"Beginning at the Battle of Corinth in 1862, Free State of Jones is about a long Reconstruction. It uniquely explores African Americans’ struggle for political and economic rights in the face of white power. Here, emancipation has an asterisk. Slavery ends with the war, but freedom does not follow. After former Confederates return to power and reassert slavery’s white hierarchy, political organizer and ex-slave Moses (Mahershala Ali) captures the reality for black Americans: “We free and we ain’t free.” Unlike other films, Free State of Jones illuminates the contingency of black freedom in the South after the Civil War in the face of white supremacist violence, northern Republican abandonment, and insufficient federal troops. After the battle scenes, the Federal troops are entirely absent."

Jones4"Throughout the film, class, race, and gender overlap and challenge the assumptions of viewers and characters. Women and men, black and white, resist, fight, and survive together. When a white member of Knight’s company tries to deny Moses food because he is black and a fugitive, Moses responds, “How you ain’t?” How, if both are fugitives from compulsory service to slaveholders in a cotton field or on a battlefield, are they different? Through spirituality and experience, Knight considers this equality of the oppressed to be self-evident."

"McConaughey’s portrayal of Knight suggests Nathaniel Bacon and John Brown: a natural leader wild-eyed for solidarity and justice in the face of economic and racial oppression. Director Gary Ross highlights the many methods of resistance employed by fugitive slaves and enslaved people: fleeing to the wilderness, like Moses; remaining on plantations but assisting runaways, like Rachel (Gugu-Mbatha-Raw); remembering, like Moses’ wife (Kesha Bullard Lewis) and son Isaiah (LaJessie Smith). White characters resist Confederate authority similarly, but Ross also delineates the differences in experience. Rachel’s and Moses’s bodies bear witness to their physical and psychological torture, scars that mark the limits of white abilities to fathom black experiences."

Article continued at Aiming For Accuracy: Free State of Jones, Contingency, and the Meaning of Freedom, Journal of The Civil War Era, June 29, 2016:

Text Source:  Muster--Reflections on Popular Culture by the Journal of the Civil War Era

Director Gary Ross' Scene Guide With Footnotes
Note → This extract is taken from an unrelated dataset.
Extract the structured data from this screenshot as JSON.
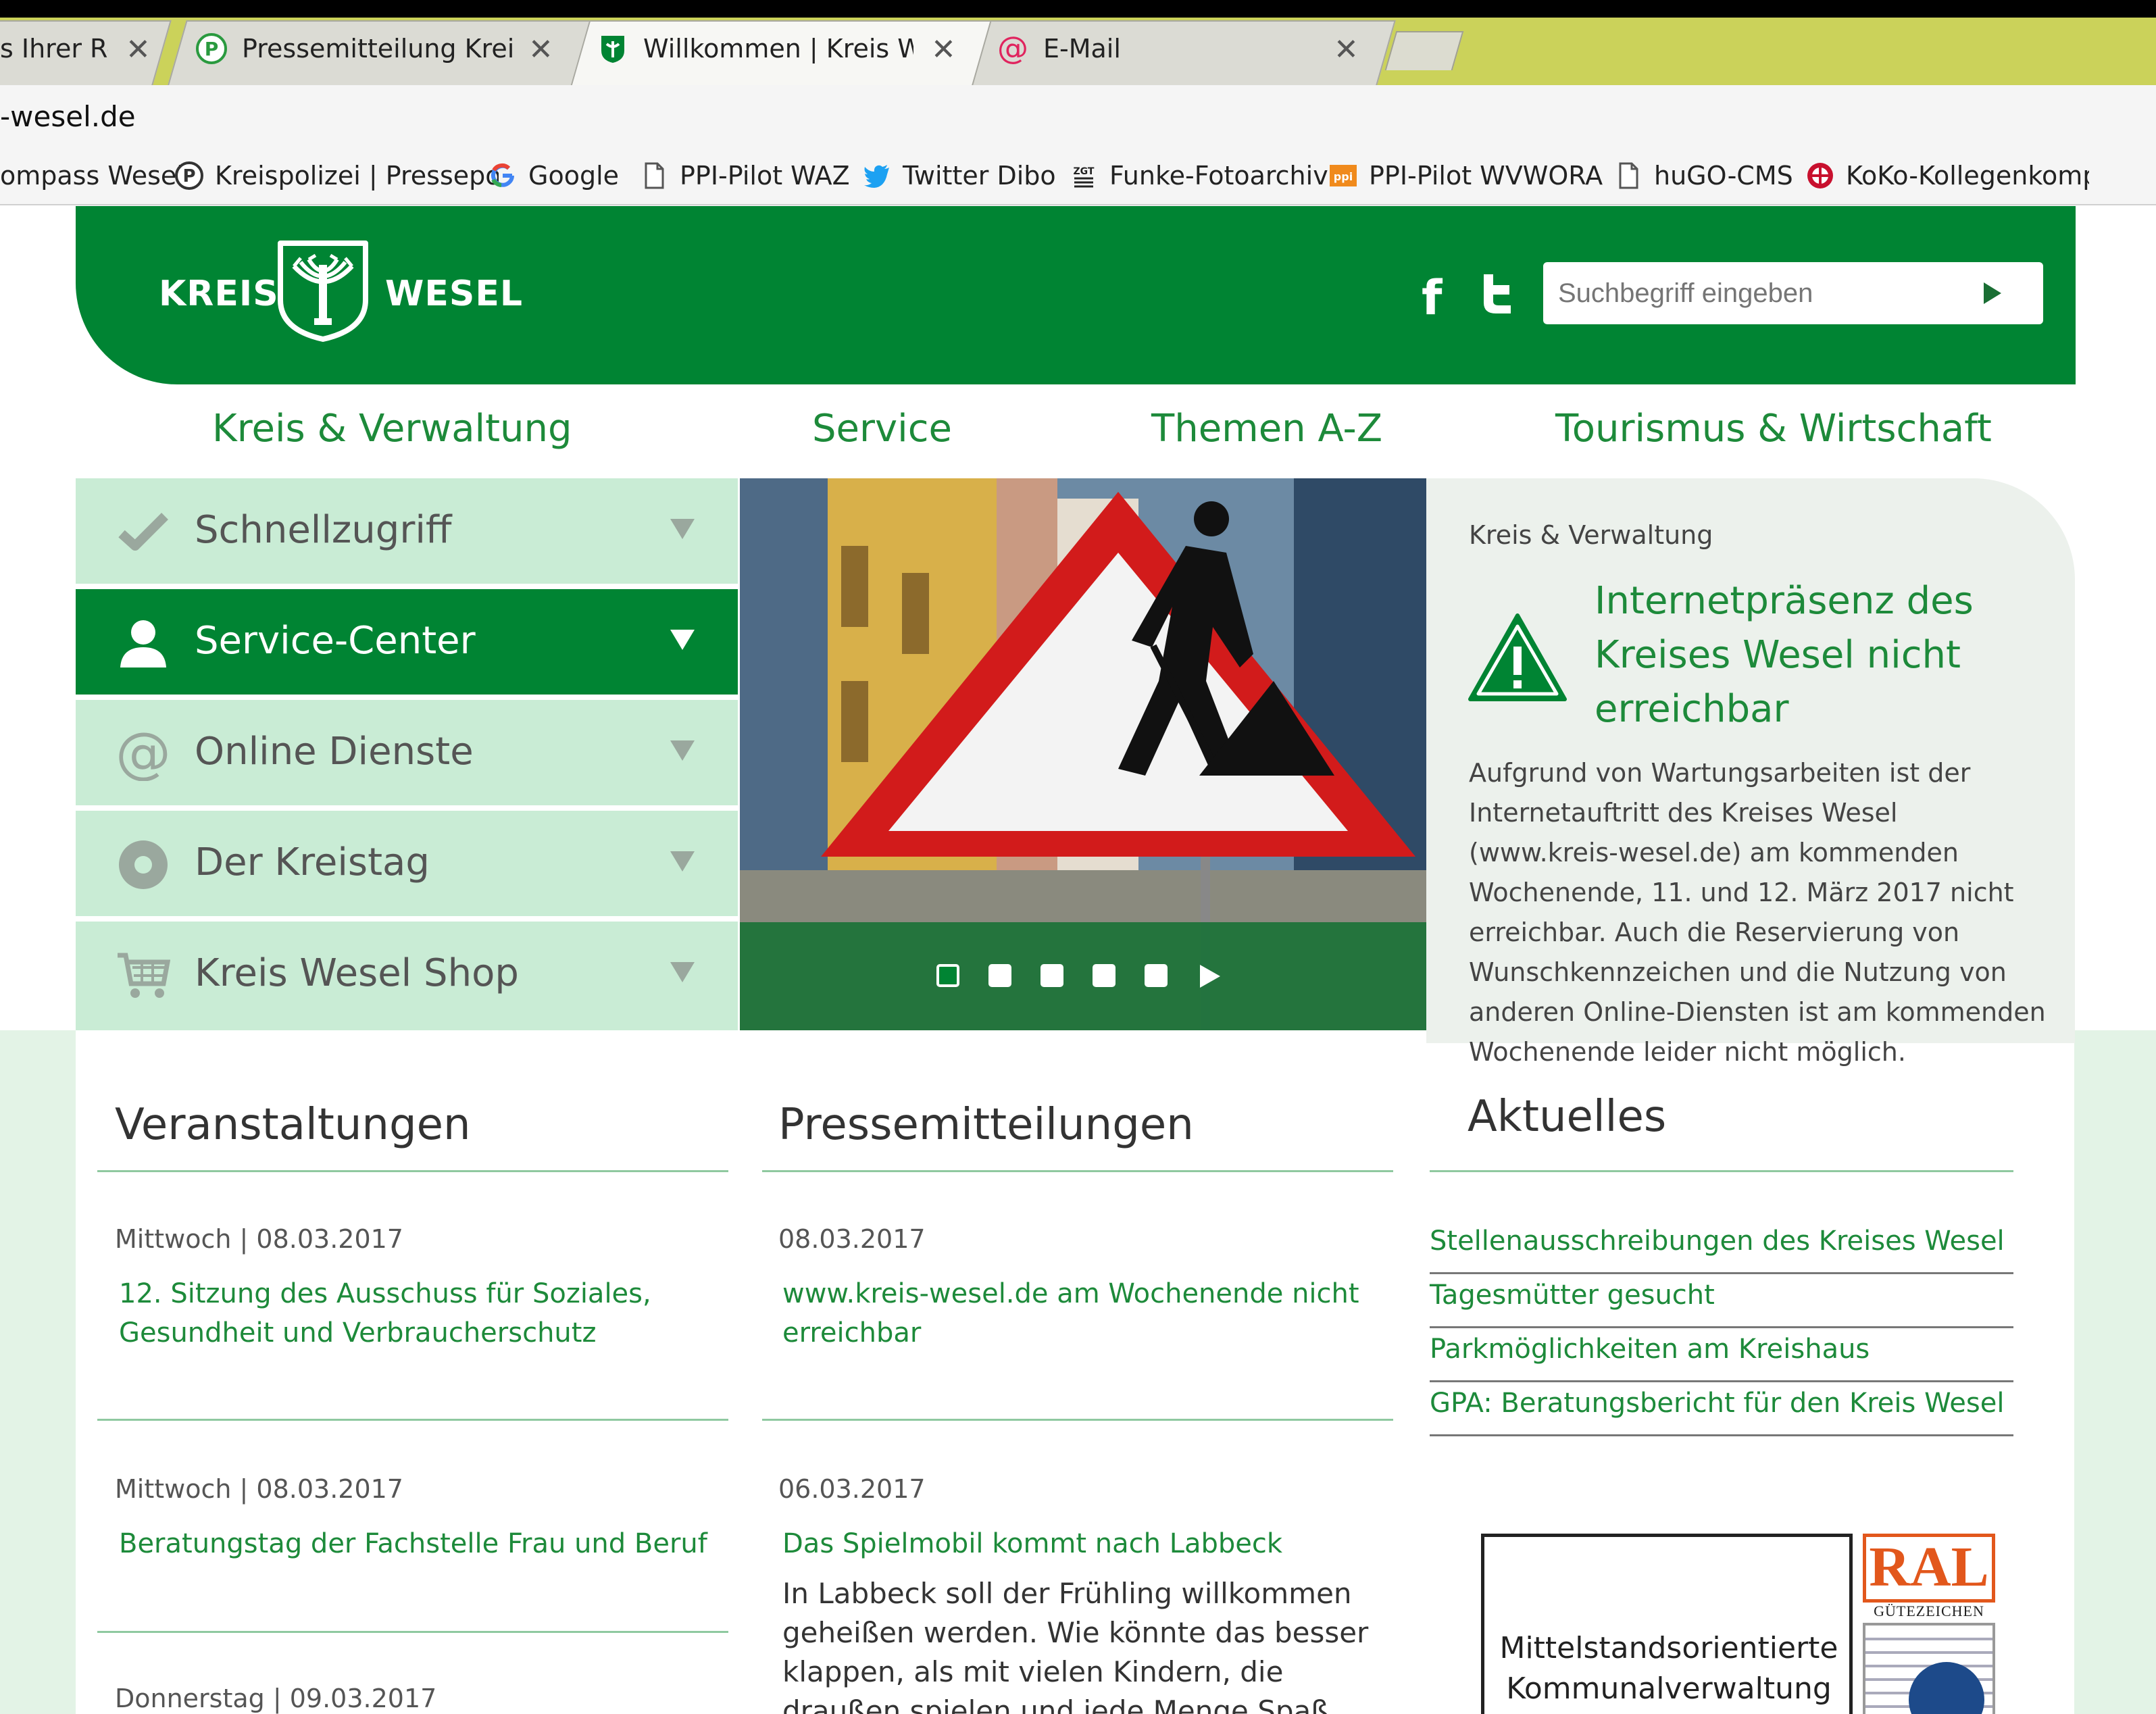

Gary Ross:  "We felt it was important in an historical movie, especially a movie about such a crucial time in history, for the audience to know what was true and what was fictionalized, even if it was based on underlying source material."

"In this site you will be able to navigate through the entire movie, click the areas that interest you, and see a brief explanation of the historical facts that informed the screenplay. If you are more curious about that part of the movie, we have footnoted the paragraph to see sources on which it is based. But footnotes themselves can be misleading, so if you want to see the entire primary source, you can click again and be transported to the original document. We hope this is helpful, maybe even fun. Some things need to be invented in a movie, but most things in Jones were not. I think it’s only right that you be able to tell which was which." states Gary Ross, Director
 
 At a meeting of the Union League, Moses (Mahershala Ali) and Newt (Matthew McConaughey) tell the Freedman that all citizens shall have the right to vote.